Written by Leland Ping on Dec 01, 2015
The Old Testament includes countless statements of timeless wisdom and incredible advice. In the work of the prophet Isaiah one finds many such statements including one made early in the prophet’s lengthy work. In Isaiah 5:20, he says:
“Woe to those who call evil good,
and good evil;
Who put darkness for light, and light for darkness;
Who put bitter for sweet, and sweet for bitter!”
In some versions, the verb “substitute” is used in place of the word “put” and with such a word choice we are made abundantly clear that God grows very angry with people who choose to make such unwise substitutions.
The first of Isaiah’s three points is easily the most familiar. Oftentimes, those who set out to confuse good and evil do so in subtle ways. That is, it’s almost “common sense” to consider that a person who knows something to be wrong will quickly and without thought choose to become involved in it. Instead, Satan will work to convince us that something that we once thought was “wrong” really isn’t so bad when you don’t “go overboard.” Changing the pattern of New Testament worship to include a woman leading prayer isn’t “too bad” one might argue. Just having one drink doesn’t make me bad, one might say. But these poor choices are part and parcel of God’s warning about allowing ourselves to start believing that it’s okay to modify His plans or commands by interchanging right and wrong.

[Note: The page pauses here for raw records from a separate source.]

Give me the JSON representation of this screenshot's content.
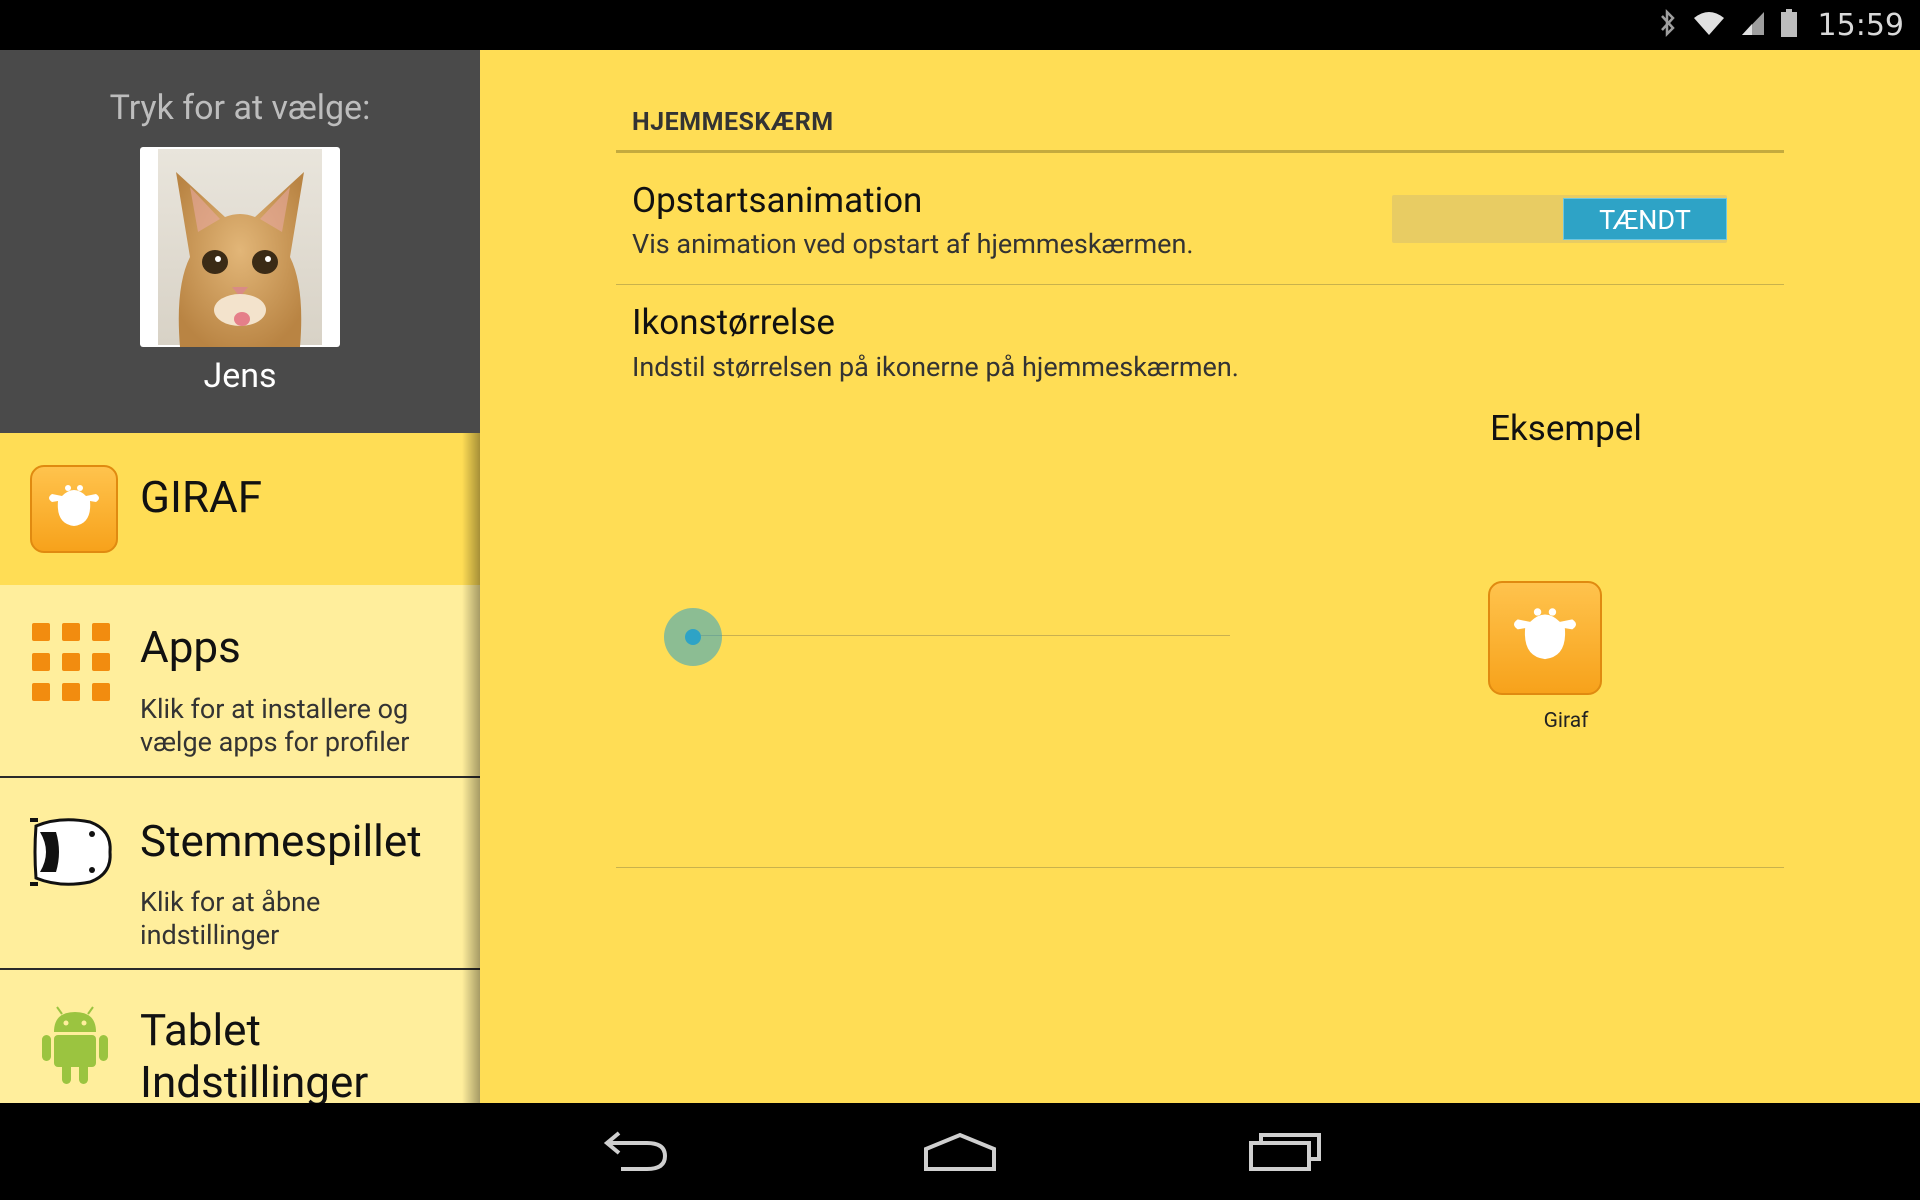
{
  "status_bar": {
    "time": "15:59",
    "icons": [
      "bluetooth-icon",
      "wifi-icon",
      "signal-icon",
      "battery-icon"
    ]
  },
  "sidebar": {
    "profile": {
      "prompt": "Tryk for at vælge:",
      "name": "Jens"
    },
    "items": [
      {
        "title": "GIRAF",
        "description": "",
        "icon": "giraf-icon",
        "active": true
      },
      {
        "title": "Apps",
        "description_line1": "Klik for at installere og",
        "description_line2": "vælge apps for profiler",
        "icon": "apps-grid-icon"
      },
      {
        "title": "Stemmespillet",
        "description_line1": "Klik for at åbne",
        "description_line2": "indstillinger",
        "icon": "car-icon"
      },
      {
        "title_line1": "Tablet",
        "title_line2": "Indstillinger",
        "icon": "android-icon"
      }
    ]
  },
  "main": {
    "section_header": "HJEMMESKÆRM",
    "startup_animation": {
      "title": "Opstartsanimation",
      "summary": "Vis animation ved opstart af hjemmeskærmen.",
      "toggle_label": "TÆNDT",
      "enabled": true
    },
    "icon_size": {
      "title": "Ikonstørrelse",
      "summary": "Indstil størrelsen på ikonerne på hjemmeskærmen.",
      "slider_value": 0
    },
    "example": {
      "label": "Eksempel",
      "caption": "Giraf"
    }
  },
  "nav_bar": {
    "buttons": [
      "back-icon",
      "home-icon",
      "recent-apps-icon"
    ]
  },
  "colors": {
    "accent_yellow": "#ffdd55",
    "sidebar_item_bg": "#ffee9c",
    "profile_bg": "#4a4a4a",
    "toggle_blue": "#2ea3c6",
    "giraf_orange": "#f7a21b"
  }
}
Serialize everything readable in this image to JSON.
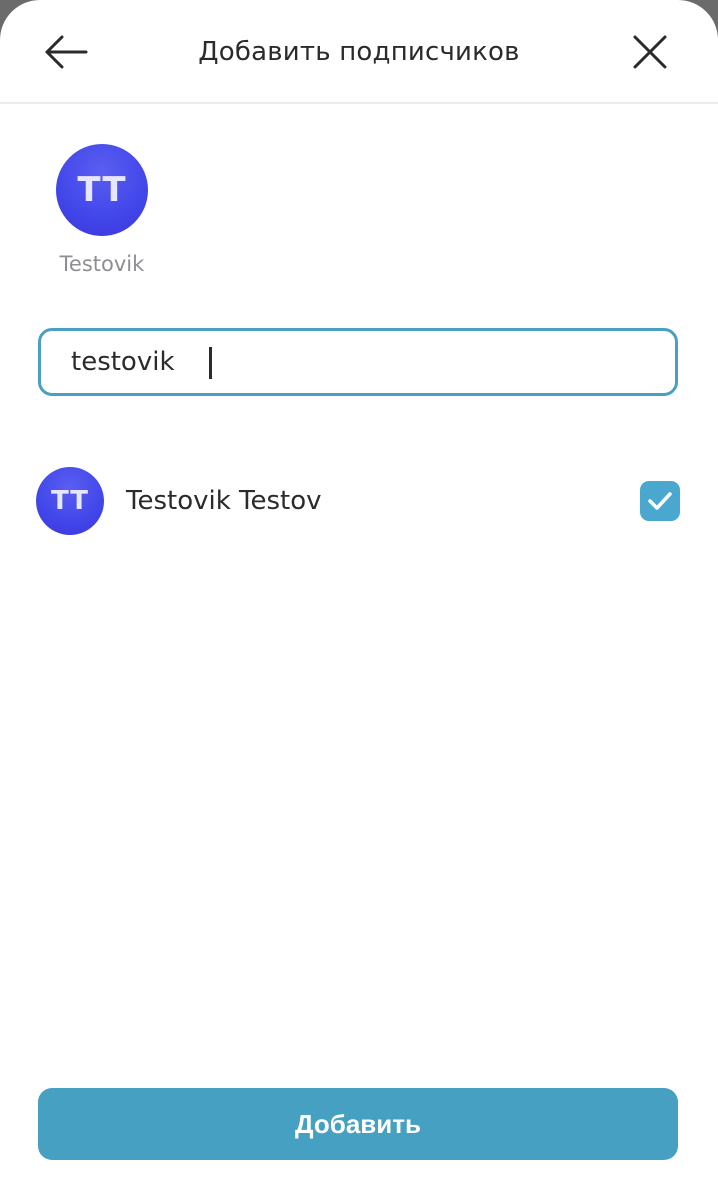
{
  "header": {
    "title": "Добавить подписчиков",
    "back_icon": "arrow-left-icon",
    "close_icon": "close-icon"
  },
  "selected": [
    {
      "initials": "TT",
      "name": "Testovik"
    }
  ],
  "search": {
    "value": "testovik",
    "border_color": "#4aa0c1"
  },
  "results": [
    {
      "initials": "TT",
      "name": "Testovik Testov",
      "checked": true
    }
  ],
  "footer": {
    "add_label": "Добавить",
    "button_color": "#46a0c1"
  },
  "colors": {
    "accent": "#4aa8cf",
    "avatar": "#4348ea"
  }
}
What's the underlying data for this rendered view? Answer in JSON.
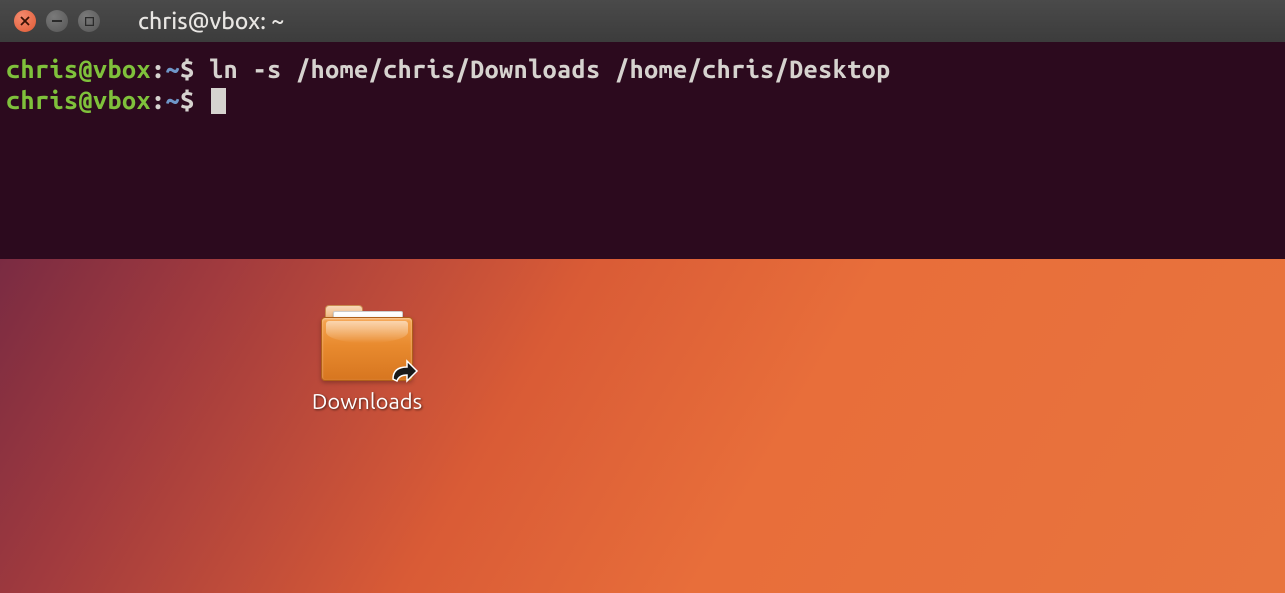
{
  "window": {
    "title": "chris@vbox: ~"
  },
  "terminal": {
    "lines": [
      {
        "user": "chris@vbox",
        "colon": ":",
        "tilde": "~",
        "dollar": "$ ",
        "command": "ln -s /home/chris/Downloads /home/chris/Desktop"
      },
      {
        "user": "chris@vbox",
        "colon": ":",
        "tilde": "~",
        "dollar": "$ ",
        "command": ""
      }
    ]
  },
  "desktop": {
    "icon_label": "Downloads"
  }
}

Secondly, Isaiah speaks of the difference of light and darkness. Throughout scripture, these two things have been used to show the opposing nature of good and evil. Light is powerful and it “outshines” all darkness, causing it to disappear. It’s a phenomena that only God could envision as part of His creation and it is a truly amazing thing to consider. A person’s ability to tell the difference between light and dark isn’t influenced in any way by his intelligence and so is the case with right and wrong—God gives us the ability to separate the two.
Finally, Isaiah condemns the substitution of things bitter for things sweet. Sin is made (by Satan) to look appealing. But after tasting it, one finds how bitter it is. Those who work iniquity do all they can to “sweeten” the unsatisfactory taste of sin. In this passage, the prophet wants to make it clear that it’s VERY unwise to make this substitution and confuse oneself or someone else.
The best thing for Christians to do is to see things like God. Instead of making unwise substitutions and foolish choices, it’s up to us to seek the truth, follow the truth, and teach that truth to others so that they too may be wise and obedient to our God.